  • Reynolds, R. W., and D. C. Marsico, 1993: An improved real-time global sea surface temperature analysis. J. Climate,6, 114–119.

  • Salinger, M. J., 1980a: New Zealand climate: I. Precipitation patterns. Mon. Wea. Rev.,108, 1892–1904.

  • ——, 1980b: New Zealand climate: II. Temperature patterns. Mon. Wea. Rev.,108, 1905–1912.

  • Smagorinsky, J., 1953: The dynamical influence of large-scale heat sources and sinks on the quasi-stationary mean motions in the atmosphere. Quart. J. Roy. Meteor.

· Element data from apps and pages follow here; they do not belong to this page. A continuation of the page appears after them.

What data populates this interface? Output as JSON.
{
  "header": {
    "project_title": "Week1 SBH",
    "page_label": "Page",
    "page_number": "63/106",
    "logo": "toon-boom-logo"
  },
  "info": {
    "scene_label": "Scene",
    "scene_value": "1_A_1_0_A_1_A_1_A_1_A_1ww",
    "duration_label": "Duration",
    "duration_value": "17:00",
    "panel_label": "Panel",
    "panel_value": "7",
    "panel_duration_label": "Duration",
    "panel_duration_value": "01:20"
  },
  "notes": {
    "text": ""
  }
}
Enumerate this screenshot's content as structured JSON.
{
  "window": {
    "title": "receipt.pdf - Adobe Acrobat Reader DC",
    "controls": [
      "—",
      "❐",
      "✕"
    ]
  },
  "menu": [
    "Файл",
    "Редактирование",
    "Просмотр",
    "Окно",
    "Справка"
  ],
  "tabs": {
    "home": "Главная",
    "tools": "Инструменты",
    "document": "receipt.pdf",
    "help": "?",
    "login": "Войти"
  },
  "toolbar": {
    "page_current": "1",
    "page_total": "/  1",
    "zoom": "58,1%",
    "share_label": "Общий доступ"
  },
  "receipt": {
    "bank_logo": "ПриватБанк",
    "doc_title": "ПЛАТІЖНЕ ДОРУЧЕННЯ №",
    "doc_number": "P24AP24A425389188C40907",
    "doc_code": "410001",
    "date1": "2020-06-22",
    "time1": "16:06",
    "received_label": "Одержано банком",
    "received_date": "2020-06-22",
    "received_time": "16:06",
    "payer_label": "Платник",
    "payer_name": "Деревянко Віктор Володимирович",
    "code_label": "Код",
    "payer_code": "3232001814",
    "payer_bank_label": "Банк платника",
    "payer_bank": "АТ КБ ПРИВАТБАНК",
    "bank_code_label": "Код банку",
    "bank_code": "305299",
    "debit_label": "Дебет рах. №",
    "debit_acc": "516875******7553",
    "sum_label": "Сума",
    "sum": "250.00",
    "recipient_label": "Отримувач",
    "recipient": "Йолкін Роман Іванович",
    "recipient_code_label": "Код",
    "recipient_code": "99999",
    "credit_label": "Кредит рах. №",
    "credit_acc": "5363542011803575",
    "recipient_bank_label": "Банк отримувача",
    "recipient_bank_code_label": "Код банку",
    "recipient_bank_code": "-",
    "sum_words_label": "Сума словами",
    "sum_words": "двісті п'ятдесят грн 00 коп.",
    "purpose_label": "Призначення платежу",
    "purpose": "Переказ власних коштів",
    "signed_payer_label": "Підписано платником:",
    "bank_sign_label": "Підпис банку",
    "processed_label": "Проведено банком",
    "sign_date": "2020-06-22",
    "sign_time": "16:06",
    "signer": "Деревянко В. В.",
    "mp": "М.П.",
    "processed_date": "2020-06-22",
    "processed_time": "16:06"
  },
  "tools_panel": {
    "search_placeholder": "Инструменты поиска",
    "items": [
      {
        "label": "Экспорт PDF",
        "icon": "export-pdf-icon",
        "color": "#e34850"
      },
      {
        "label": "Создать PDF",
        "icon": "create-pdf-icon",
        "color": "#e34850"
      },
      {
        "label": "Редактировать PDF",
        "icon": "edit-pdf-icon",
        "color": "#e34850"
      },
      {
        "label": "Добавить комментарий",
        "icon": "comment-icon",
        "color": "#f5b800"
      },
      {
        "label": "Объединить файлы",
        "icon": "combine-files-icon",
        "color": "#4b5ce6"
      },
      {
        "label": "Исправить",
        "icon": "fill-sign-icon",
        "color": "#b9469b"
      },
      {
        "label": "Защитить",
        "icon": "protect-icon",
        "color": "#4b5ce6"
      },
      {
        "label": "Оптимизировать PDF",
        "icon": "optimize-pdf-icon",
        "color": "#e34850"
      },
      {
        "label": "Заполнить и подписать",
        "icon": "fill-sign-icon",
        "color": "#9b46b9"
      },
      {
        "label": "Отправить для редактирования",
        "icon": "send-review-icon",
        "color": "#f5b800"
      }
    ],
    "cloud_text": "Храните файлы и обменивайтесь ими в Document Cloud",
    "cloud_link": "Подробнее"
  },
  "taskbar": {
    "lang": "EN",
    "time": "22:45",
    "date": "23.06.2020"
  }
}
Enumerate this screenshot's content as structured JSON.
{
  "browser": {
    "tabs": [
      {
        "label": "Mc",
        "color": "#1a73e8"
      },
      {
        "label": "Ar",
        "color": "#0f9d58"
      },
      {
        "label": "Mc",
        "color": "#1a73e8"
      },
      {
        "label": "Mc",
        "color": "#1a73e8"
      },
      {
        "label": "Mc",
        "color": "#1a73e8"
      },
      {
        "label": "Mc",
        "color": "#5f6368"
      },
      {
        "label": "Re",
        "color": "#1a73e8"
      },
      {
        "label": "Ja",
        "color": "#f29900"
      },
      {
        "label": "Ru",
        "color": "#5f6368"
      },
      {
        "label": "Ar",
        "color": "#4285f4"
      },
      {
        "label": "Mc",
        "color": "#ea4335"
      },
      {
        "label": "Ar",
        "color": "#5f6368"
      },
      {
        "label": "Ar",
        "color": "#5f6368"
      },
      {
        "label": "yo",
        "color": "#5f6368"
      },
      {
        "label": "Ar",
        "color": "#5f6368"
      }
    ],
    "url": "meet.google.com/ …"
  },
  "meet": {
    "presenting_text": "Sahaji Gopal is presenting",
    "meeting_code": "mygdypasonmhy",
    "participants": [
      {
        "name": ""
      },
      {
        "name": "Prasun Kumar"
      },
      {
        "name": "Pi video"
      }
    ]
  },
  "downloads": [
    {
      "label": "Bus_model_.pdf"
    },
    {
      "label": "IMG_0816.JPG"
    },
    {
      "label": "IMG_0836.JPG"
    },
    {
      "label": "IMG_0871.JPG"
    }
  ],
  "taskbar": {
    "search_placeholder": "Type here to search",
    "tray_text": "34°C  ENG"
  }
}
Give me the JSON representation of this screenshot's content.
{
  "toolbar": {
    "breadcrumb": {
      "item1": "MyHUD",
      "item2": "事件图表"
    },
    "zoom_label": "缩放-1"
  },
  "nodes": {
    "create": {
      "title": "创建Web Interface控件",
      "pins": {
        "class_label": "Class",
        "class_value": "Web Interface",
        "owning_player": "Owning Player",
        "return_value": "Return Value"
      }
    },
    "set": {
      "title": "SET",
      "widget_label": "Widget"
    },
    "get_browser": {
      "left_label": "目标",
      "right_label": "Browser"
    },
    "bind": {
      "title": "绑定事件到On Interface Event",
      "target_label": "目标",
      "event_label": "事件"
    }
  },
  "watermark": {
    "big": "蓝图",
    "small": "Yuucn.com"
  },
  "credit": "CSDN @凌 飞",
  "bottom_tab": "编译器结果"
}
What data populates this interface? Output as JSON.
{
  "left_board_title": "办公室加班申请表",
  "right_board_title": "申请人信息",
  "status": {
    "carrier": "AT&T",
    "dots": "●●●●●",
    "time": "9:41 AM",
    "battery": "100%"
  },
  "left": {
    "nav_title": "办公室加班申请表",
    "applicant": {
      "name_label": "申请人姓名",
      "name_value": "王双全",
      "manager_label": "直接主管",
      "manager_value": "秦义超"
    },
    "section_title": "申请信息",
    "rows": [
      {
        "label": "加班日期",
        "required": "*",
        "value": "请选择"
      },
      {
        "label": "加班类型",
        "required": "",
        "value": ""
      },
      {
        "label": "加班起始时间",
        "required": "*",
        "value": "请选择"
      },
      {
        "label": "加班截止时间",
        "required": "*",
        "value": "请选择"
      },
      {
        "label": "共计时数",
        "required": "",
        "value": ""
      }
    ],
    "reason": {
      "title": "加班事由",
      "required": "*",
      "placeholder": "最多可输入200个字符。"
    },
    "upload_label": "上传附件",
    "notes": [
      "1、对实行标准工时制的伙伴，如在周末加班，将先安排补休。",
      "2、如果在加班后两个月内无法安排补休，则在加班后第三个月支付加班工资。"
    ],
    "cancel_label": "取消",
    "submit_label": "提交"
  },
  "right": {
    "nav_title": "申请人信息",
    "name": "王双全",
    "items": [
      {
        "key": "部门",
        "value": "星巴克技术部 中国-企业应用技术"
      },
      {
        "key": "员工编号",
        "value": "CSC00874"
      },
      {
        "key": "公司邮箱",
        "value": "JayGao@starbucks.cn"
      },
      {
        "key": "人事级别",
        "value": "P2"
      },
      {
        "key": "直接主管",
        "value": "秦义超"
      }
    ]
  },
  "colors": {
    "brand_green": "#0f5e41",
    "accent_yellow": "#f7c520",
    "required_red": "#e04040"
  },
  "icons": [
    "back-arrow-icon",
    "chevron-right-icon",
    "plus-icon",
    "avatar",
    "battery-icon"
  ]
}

Soc.,79, 342–366.

  • Snedecor, G. W., and W. G. Cochran, 1980: Statistical Methods. Iowa State University Press, 507 pp.

  • Sturman, A., and N. Tapper, 1996: The Weather and Climate of Australia and New Zealand. Oxford University Press, 476 pp.

  • Wallace, J. M., and Q.-R. Jiang, 1987: On the observed structure of the interannual variability of the observed ocean/atmosphere climate system. Atmospheric and Oceanic Variability, H. Cattle, Ed., Royal Meteorological Society, 17–43.

  • White, W. B., and R. Peterson, 1996: An Antarctic circumpolar wave in surface pressure, wind, temperature, and sea ice extent. Nature,380, 699–702.

  • ——, S.-C. Chen, and R. Peterson, 1998: The Antarctic Circumpolar Wave: A beta-effect in ocean–atmosphere coupling over the southern Ocean. J. Phys. Oceanogr.,28, 2345–2361.

All Time Past Year Past 30 Days
Abstract Views 0 0 0
Full Text Views 364 103 4
PDF Downloads 105 42 8